This year, ABBERDAM introduces the beloved artist Sandro Botticelli as he paints the Birth of Venus for the Medici family. Botticelli becomes involved in affairs of the heart, sodomy trials, and the politics of the Italian Renaissance. The play explores the queerness that surrounded artist circles during the Italian Renaissance through the experience of Botticelli and his romantic affair with his apprentice, Leonardo De Vinci. But, more than that, the play exemplifies the long-standing resilience and perseverance of the queer community.
The scene was set when two actors, who were near mirror images of one another, walked out onto the stage to tell us to turn off our cell phones. These two actors, I would come to learn, were each Botticelli.
When the two Botticellis both walked out onto the stage rocking matching tank tops and each holding a bottle of wine, I can honestly say I had no idea what to expect for this play. I had never seen a production written by Tannahil nor anything directed by Assaf, and for a brief moment, I was extremely worried. All I was thinking was: Oh no, am I going to have to write a bad review for this play?
I am very happy to report that this is not the case.
This play is the queer retelling of the Italian Renaissance that I — and any other person who knows anything about the Renaissance — needed and deserved. The direction of the play took an interesting turn, using a modern setting with phones, cars, television programs, karaoke (on top of the Millennial humour) to reinterpret the events that took place in the 15th century in Italy. Not only does the play completely accept how absolutely sexual the Renaissance was — trust me, I’m a history student so I know this stuff — but it also explores the heartbreaking reality of those who were convicted and persecuted for sodomy.

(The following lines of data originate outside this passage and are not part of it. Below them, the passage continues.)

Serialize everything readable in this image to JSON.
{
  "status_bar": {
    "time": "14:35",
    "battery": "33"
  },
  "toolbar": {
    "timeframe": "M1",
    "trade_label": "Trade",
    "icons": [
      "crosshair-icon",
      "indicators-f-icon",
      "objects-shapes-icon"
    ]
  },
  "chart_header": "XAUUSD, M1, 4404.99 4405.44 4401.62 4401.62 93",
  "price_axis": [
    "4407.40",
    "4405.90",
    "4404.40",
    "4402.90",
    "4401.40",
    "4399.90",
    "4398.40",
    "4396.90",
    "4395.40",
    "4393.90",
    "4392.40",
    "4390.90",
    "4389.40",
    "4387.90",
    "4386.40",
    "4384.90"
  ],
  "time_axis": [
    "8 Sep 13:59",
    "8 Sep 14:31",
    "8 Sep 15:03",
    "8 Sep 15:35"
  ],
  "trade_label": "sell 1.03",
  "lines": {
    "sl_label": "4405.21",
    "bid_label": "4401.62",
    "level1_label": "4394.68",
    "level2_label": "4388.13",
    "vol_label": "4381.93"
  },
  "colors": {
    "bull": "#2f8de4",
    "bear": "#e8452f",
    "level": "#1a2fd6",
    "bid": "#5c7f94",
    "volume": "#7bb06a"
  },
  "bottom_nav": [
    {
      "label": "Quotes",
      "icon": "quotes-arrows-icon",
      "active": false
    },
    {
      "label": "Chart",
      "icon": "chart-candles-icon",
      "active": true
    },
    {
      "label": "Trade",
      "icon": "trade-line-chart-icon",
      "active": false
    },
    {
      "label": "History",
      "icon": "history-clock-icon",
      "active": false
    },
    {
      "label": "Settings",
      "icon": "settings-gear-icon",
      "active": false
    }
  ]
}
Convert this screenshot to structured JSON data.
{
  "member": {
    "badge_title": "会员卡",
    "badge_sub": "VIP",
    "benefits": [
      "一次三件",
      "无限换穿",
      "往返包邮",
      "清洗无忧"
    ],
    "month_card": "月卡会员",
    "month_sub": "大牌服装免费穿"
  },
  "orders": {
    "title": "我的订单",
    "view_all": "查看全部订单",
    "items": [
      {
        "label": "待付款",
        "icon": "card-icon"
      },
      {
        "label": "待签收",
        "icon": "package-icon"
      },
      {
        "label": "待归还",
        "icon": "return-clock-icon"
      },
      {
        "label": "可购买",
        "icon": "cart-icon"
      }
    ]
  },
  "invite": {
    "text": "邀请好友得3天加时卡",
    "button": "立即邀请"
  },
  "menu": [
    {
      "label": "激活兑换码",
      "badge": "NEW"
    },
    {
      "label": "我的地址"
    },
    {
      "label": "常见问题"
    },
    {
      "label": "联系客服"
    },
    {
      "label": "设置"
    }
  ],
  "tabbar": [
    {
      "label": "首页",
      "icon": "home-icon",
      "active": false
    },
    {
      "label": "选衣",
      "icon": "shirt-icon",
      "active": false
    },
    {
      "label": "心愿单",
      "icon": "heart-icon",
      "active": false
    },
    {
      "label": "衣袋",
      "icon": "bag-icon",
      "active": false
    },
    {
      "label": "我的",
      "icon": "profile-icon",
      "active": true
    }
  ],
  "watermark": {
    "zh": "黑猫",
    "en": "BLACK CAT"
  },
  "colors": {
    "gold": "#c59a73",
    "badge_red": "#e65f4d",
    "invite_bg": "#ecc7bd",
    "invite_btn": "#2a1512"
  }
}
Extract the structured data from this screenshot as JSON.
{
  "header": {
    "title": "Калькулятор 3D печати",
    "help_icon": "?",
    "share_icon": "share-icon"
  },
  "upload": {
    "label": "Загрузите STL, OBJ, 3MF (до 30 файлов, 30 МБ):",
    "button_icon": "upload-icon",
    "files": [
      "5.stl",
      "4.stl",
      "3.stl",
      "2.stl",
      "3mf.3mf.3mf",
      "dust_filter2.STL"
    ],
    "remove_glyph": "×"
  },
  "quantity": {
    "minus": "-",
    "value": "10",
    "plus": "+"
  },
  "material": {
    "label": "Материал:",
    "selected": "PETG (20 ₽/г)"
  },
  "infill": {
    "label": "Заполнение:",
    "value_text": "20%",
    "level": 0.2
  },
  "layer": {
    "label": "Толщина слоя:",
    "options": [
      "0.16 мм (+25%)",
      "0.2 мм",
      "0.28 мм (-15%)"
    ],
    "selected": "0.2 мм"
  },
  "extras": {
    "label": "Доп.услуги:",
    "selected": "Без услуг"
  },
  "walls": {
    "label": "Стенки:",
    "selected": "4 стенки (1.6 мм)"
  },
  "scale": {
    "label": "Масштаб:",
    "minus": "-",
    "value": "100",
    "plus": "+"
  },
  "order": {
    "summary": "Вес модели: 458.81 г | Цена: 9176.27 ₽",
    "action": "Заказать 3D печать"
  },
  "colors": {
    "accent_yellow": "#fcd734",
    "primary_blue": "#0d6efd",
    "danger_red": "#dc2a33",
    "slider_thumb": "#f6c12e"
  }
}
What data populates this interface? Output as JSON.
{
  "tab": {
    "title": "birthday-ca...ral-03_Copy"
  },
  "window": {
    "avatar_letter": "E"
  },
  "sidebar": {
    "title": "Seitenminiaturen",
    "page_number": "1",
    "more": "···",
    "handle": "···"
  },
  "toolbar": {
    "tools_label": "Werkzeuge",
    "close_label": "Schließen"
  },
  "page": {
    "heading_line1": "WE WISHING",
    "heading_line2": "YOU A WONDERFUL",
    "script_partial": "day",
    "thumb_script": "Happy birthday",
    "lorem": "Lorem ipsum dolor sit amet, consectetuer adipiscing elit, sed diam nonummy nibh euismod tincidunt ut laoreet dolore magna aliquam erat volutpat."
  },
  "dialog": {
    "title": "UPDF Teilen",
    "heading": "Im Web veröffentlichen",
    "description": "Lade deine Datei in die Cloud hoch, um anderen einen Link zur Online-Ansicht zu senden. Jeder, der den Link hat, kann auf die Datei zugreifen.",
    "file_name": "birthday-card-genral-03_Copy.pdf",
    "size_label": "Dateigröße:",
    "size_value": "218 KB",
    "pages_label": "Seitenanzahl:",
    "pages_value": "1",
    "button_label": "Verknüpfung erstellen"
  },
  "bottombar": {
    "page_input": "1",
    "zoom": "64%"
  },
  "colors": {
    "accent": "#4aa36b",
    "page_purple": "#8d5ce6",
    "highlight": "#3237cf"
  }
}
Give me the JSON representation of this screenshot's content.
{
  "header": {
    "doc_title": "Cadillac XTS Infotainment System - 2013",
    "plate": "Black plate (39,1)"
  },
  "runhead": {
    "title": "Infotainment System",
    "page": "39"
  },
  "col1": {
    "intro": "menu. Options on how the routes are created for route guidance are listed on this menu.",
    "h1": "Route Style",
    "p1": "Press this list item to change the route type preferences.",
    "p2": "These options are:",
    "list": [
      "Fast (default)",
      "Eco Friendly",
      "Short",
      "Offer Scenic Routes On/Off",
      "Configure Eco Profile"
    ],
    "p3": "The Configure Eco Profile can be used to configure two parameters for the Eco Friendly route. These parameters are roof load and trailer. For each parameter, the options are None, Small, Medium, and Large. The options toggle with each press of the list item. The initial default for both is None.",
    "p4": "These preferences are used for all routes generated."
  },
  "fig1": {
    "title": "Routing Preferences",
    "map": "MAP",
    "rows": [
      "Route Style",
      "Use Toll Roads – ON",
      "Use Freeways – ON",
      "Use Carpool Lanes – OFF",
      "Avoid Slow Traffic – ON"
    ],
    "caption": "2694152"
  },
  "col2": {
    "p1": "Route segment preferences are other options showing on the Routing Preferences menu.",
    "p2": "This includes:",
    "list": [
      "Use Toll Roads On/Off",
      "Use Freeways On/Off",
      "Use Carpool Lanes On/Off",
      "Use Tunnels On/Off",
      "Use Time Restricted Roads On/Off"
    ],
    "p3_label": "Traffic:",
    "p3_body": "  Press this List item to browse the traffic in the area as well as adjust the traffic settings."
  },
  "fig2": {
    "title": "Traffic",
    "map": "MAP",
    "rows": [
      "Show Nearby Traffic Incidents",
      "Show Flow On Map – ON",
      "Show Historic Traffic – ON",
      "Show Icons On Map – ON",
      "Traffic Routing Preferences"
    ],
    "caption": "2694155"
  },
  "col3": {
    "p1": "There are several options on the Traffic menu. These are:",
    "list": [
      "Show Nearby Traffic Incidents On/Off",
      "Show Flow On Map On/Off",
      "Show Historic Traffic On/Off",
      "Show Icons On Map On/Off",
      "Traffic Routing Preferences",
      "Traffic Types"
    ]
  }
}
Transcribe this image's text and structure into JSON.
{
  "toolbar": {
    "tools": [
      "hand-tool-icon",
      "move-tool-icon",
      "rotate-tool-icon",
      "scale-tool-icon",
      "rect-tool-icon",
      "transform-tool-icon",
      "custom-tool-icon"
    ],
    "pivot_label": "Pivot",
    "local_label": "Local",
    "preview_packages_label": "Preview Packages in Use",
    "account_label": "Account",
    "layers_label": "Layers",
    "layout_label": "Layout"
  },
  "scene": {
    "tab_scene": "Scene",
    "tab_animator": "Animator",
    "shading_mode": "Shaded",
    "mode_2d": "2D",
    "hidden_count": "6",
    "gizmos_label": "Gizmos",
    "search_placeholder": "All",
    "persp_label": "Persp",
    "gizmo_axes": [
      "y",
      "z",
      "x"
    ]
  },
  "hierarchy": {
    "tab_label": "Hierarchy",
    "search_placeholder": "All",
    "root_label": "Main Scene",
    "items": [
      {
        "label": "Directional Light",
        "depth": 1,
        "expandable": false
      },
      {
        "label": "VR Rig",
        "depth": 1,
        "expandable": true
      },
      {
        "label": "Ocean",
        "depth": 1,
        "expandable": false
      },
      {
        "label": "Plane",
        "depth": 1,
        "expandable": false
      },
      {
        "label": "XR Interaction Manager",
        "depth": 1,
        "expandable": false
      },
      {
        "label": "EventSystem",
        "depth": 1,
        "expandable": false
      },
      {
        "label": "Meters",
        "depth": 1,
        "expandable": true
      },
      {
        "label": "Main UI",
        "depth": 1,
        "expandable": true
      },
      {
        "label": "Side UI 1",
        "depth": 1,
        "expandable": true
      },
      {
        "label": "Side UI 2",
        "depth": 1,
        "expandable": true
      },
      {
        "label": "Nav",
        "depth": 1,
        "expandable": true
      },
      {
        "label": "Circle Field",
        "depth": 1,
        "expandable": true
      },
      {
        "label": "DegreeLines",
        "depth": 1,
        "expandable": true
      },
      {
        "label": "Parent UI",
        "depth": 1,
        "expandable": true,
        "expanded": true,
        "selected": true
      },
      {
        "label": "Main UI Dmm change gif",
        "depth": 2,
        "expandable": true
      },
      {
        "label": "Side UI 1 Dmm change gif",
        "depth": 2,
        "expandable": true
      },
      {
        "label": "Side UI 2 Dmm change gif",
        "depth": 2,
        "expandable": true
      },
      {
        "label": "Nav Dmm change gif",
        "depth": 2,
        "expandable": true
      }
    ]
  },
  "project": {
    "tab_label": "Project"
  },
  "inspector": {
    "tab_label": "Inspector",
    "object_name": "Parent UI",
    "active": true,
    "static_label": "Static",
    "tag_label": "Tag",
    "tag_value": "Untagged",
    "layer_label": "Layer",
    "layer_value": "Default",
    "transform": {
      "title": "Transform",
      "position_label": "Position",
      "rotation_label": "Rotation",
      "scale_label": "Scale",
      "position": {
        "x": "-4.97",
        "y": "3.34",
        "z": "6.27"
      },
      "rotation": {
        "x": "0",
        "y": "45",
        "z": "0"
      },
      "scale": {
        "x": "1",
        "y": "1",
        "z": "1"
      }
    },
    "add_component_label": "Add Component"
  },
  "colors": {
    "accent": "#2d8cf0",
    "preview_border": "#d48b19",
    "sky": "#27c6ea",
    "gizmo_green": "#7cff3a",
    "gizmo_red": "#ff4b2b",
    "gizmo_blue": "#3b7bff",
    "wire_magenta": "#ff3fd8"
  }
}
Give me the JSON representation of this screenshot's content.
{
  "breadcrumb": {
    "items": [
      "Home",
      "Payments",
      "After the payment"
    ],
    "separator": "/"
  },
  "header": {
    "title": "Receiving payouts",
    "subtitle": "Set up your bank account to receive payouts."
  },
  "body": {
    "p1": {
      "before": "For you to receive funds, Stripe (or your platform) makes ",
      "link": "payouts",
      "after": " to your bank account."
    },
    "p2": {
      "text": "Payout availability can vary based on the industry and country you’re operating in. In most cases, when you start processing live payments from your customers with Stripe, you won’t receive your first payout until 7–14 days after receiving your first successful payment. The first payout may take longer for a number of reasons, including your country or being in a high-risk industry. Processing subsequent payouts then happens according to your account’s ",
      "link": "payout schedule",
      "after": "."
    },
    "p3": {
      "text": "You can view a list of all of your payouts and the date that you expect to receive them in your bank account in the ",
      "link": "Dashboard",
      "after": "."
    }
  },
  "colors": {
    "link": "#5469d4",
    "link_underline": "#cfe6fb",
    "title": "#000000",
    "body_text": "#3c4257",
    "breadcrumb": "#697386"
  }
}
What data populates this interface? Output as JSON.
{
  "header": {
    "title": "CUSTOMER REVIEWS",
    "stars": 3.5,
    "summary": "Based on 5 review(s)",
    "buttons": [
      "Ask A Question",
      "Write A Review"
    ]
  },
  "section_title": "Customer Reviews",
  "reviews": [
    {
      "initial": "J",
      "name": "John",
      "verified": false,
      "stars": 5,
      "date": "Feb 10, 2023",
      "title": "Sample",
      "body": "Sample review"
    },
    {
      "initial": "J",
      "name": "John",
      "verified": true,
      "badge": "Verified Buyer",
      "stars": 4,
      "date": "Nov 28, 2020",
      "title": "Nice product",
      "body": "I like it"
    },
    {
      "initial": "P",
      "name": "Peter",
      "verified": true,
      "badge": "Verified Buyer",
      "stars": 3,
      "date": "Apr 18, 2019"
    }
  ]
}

As for the set itself, I have never seen anything like it. Yes, the stage setting was nothing more than the floor in front of the audience with props being moved in and out of the scene, but the Birth of Venus painting was extraordinary. Instead of having a reproduction of the painting (which is what I, and probably many others, expected), the production used actual actors within a giant frame. The concept of using moveable actors inside the frame added a new depth to the play that was completely unexpected. It allowed for the flexibility for the painting to be morphed and repainted on-stage, without the need for imagination, making the painting its own active participant within the play itself.
Botticelli in the Fire is more than its queerness and joking attitude of this generation. This play is about acceptance, grief, fear, and love. Although the play cannot be described as “historically accurate,” the play is able to do what many historians still struggle to do when studying gay history: the play gave a face and personality, not only to Botticelli and Leonardo De Vinci, but through them the other artists that were tortured and persecuted during this time — all while appealing to a greater audience than historians can imagine.
Now excuse me while I go and look up fanfiction for Botticelli and De Vinci.